Apple is making a mistake by not making HomePod cross platform. If it did, the HomePod could become Apple’s next iPod. When Apple launched the iPod, it was tethered to Macintosh only. Things only took off for Apple in the most profound ways when those inside of Apple finally convinced Steve Jobs to put the iPod and iTunes out for Windows. It created the legendary “Halo Effect” that also increased sales of Macintosh.
A new meme of complaining to mommy Apple that your iPhone is too addictive is gaining momentum amongst a growing bastion of meek minds hiding their shortcomings behind their favorite veil of victimhood. The latest attention-whore gambit by busy bodies avoiding their own failings in life by wasting everyone’s time is sad… I mean SSAAD (Stanford Students Against Addictive Devices). These geniuses cite (in a PDF that looks like a ransom note) a poll by Common Sense Media.
If left always on, I think there is a fair chance at some point people will determine that cellular Apple Watches cause cancer. Apple should investigate this possibility and do what it can to mitigate. For a little perspective, don’t go running with your hair on fire to throw your Apple Watch into the trash. I own an Apple Watch. I even wear it every day. However, my Apple Watch is always in Airplane mode. Why?
Muck Rack makes it simple to find people, tweets, or articles that mention any name, keyword, company, hashtag etc. We've compiled this guide to help you make the most of your search.
Selecting a term
Start searching tweets, articles from media outlets, articles mentioned in tweets, journalists'

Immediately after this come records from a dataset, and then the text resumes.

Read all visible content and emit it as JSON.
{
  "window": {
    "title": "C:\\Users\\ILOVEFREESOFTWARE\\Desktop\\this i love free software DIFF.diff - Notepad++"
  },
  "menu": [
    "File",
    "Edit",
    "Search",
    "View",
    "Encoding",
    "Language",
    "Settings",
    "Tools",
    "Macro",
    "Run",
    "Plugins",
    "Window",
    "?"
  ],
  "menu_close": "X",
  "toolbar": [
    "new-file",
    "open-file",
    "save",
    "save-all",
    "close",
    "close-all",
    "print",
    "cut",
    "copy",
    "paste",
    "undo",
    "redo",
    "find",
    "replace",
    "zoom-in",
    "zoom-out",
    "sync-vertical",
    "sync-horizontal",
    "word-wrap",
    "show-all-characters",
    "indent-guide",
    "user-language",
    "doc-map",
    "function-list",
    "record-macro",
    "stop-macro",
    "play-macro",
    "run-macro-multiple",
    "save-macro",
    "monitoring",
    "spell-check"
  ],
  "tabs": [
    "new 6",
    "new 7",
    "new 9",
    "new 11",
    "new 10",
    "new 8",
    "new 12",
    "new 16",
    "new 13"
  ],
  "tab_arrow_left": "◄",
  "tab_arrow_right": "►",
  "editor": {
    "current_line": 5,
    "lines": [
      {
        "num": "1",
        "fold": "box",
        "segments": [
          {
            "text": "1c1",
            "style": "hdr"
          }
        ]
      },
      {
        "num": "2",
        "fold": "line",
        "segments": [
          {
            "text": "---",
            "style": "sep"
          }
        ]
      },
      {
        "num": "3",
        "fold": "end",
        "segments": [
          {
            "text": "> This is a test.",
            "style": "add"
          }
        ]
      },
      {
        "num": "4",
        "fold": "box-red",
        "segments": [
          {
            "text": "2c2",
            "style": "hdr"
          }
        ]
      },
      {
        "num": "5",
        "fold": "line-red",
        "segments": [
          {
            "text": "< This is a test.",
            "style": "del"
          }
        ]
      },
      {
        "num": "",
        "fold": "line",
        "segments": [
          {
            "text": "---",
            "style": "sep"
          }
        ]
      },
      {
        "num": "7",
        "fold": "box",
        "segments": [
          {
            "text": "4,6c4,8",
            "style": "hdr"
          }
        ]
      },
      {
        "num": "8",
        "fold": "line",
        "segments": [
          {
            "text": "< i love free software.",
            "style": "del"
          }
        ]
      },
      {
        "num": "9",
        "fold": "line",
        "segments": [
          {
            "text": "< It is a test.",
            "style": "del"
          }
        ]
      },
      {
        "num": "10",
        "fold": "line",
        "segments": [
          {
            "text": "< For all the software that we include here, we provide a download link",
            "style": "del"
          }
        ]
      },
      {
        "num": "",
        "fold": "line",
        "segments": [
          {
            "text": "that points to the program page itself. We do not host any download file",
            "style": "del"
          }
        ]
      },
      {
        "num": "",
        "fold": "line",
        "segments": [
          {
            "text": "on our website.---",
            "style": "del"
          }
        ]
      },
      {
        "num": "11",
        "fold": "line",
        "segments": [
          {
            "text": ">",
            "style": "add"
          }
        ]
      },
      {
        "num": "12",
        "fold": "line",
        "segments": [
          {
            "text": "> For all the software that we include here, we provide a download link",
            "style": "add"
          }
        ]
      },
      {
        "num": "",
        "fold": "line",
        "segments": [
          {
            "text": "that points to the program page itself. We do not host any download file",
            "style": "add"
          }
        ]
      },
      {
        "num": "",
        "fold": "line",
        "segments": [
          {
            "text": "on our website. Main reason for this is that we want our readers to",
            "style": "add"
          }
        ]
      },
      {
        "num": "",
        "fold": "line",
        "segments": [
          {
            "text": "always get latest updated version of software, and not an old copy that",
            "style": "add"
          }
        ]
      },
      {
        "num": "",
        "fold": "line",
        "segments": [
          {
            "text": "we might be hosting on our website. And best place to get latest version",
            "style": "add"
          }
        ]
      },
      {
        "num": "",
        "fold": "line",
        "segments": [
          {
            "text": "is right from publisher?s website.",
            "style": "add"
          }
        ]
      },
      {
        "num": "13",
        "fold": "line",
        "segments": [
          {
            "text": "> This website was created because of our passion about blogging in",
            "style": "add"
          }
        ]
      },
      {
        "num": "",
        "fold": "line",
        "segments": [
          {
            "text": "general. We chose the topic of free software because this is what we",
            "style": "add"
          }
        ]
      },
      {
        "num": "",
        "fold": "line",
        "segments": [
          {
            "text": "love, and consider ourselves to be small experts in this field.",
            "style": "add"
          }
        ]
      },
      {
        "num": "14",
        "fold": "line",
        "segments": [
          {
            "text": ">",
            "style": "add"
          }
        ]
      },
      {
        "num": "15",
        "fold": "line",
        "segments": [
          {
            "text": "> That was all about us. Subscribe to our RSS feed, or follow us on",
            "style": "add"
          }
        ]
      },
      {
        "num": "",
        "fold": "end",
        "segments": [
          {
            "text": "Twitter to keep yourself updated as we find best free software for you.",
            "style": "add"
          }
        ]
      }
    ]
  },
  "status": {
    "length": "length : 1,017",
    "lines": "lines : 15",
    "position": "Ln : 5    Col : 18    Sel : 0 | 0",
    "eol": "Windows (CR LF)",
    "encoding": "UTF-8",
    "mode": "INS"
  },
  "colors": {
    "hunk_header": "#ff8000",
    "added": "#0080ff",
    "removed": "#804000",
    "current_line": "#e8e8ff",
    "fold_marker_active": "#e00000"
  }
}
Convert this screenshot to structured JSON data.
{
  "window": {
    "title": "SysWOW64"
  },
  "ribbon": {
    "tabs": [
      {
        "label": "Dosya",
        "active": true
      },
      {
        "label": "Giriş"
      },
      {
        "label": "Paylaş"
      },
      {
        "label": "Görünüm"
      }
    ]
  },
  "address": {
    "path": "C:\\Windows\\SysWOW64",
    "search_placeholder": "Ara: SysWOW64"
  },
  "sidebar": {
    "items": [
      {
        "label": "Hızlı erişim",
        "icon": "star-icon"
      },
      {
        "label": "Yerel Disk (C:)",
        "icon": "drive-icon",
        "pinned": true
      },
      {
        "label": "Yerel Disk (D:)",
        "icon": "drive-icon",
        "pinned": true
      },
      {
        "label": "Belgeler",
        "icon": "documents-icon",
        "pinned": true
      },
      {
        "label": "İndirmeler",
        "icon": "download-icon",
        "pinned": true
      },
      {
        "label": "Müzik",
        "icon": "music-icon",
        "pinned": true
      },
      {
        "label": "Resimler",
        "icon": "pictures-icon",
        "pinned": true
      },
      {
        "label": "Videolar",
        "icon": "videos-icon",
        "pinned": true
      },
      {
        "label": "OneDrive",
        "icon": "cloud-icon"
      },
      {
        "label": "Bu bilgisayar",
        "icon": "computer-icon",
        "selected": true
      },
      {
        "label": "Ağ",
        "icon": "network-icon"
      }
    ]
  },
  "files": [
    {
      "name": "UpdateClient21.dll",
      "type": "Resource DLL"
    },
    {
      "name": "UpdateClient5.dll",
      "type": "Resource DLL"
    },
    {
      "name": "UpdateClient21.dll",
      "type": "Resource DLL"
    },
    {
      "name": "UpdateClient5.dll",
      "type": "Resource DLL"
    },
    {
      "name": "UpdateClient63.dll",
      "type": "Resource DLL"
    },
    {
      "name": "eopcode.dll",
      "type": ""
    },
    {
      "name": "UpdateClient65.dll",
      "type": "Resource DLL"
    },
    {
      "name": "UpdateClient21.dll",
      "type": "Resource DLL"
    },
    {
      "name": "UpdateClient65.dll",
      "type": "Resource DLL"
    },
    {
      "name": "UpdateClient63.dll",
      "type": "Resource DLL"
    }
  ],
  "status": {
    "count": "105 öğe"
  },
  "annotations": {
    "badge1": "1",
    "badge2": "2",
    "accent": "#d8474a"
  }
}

names, titles and bios with some suggested searches:
Companies or Topics (e.g. iPhone, Microsoft)
Phrases (e.g. "cloud computing") — use quotes to keep the terms together
Twitter handles (e.g. @username) — returns those who have mentioned or replied to
Names (e.g. "David Pogue")
Hashtags (e.g. #sxsw, #london2012)
Bio details (e.g. vegan, Olympics, father)
Muck Rack's Advanced Search allows for many boolean operators.
Find results that mention multiple specified terms, use AND or
+. For example, ensure each result contains both Elon Musk and Mark Zuckerberg by
searching Musk AND Zuckerberg or Musk + Zuckerberg.
Use the operators OR or , to broaden your search when you'd like either of
multiple terms to appear in results. (This is the default behavior of our search when no operators
are used). For example, results will contain either cake or cookie by searching cake OR cookie or cake,cookie
Use NOT or - to subtract results from your search. For
example, searching Disney will yield results about the Walt Disney Company as well as Walt Disney
World Resort. To exclude mentions of Disney World, search for Disney -World or Disney
When using one of these operators with a phrase, enclose it in quotation marks. For example, you can
find results about smartphones excluding Apple's iPhone 4S by searching smartphone -"iPhone
Exact case matching or punctuation
If you're searching for a brand name or keyword that relies on specific punctuation marks or capitalization, you can
find results that match your exact query by adding matchcase: before the keyword you're searching for, like matchcase:E*TRADE .
Use parentheses to separate multiple
boolean phrases. For example, to find journalists talking about having fun in Disney World or
Disneyland, search for ("disney world" OR disneyland) AND fun.
An asterisk can be used to search for any variation of a root word truncated by the asterisk. For example, searching for admin* will return results for administrator, administration, administer, administered, etc.
A near operator is an AND operator where you can control the distance between the words. You can vary the distance the near operation uses by adding a forward slash and number (between 0-99) such as strawberries NEAR/10 "whipped cream", which means the strawberries must exist within 10 words of "whipped cream".